*What needs to be done*.
Read the records below. Copy each line where the string "chart" occurs.

*Listed entries*.
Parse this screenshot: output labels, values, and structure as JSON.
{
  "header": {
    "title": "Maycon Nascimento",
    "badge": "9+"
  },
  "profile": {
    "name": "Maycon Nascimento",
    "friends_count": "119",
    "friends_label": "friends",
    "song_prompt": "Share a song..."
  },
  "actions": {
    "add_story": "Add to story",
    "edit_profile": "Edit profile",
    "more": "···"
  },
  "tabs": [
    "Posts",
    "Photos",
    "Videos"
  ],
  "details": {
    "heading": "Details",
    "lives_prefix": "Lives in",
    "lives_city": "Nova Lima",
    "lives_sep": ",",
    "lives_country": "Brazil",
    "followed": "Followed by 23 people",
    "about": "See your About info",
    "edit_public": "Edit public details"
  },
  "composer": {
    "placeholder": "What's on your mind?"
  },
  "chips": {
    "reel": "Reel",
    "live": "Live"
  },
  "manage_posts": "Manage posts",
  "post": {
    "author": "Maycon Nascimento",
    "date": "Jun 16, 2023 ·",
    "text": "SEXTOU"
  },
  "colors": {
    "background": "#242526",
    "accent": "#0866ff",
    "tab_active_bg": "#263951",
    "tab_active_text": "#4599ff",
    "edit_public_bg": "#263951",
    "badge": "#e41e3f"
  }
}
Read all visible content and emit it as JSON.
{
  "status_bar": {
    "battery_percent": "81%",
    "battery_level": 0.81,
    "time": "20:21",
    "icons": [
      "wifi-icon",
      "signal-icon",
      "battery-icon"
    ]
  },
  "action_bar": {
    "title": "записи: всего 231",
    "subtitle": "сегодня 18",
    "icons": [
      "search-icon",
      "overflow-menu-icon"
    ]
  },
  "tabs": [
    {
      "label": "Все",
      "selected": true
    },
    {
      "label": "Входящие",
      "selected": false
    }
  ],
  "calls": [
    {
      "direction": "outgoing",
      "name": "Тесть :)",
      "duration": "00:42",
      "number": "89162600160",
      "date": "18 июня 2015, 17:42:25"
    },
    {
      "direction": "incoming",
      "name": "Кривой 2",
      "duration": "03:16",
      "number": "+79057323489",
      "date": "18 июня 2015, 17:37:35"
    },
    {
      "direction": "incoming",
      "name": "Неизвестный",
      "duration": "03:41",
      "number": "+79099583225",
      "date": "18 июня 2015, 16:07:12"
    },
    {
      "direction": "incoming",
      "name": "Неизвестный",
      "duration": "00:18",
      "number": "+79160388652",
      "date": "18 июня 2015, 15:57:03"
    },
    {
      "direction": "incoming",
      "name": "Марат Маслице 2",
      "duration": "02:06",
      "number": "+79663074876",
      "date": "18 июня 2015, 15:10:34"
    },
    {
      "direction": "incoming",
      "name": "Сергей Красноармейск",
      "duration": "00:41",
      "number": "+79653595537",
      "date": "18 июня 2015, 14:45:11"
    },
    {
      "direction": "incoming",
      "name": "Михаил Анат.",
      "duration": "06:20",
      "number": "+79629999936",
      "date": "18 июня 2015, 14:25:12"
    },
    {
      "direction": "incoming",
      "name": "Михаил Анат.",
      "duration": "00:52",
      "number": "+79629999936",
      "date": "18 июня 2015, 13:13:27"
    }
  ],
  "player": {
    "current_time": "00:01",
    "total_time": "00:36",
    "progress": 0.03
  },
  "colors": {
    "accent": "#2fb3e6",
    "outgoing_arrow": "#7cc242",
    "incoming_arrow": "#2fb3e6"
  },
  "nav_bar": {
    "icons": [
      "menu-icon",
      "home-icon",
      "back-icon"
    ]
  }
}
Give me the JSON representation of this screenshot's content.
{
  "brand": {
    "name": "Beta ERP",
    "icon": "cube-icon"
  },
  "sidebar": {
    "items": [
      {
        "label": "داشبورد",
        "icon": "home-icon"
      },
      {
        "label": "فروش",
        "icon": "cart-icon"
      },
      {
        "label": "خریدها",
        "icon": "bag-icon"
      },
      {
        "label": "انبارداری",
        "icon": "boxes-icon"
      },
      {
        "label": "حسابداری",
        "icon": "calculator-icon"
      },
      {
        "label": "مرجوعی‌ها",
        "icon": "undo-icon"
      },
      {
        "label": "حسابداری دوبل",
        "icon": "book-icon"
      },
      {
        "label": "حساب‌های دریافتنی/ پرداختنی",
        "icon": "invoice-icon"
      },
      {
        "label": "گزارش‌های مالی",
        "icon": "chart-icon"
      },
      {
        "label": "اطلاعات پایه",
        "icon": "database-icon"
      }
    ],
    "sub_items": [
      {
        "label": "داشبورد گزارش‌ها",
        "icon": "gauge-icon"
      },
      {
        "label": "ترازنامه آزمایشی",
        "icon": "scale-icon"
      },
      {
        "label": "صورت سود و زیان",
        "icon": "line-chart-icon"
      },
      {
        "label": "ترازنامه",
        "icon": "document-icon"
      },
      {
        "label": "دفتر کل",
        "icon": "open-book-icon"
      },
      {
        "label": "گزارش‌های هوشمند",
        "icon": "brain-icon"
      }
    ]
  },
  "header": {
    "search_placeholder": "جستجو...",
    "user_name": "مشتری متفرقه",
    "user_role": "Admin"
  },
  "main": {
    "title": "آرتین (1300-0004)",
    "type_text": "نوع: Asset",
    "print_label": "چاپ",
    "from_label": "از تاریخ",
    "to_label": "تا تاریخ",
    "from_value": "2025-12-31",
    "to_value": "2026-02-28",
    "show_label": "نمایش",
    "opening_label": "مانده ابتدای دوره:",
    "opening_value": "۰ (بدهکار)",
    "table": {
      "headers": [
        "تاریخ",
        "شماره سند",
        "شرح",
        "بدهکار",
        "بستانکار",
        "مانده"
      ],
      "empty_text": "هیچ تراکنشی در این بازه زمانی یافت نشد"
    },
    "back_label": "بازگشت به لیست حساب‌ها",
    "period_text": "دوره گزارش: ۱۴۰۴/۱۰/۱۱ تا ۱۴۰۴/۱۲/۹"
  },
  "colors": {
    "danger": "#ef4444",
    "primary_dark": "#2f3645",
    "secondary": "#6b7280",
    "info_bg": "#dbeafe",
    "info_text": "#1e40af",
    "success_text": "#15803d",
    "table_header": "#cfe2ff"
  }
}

*Written answer*.
        "icon": "chart-icon"
        "icon": "line-chart-icon"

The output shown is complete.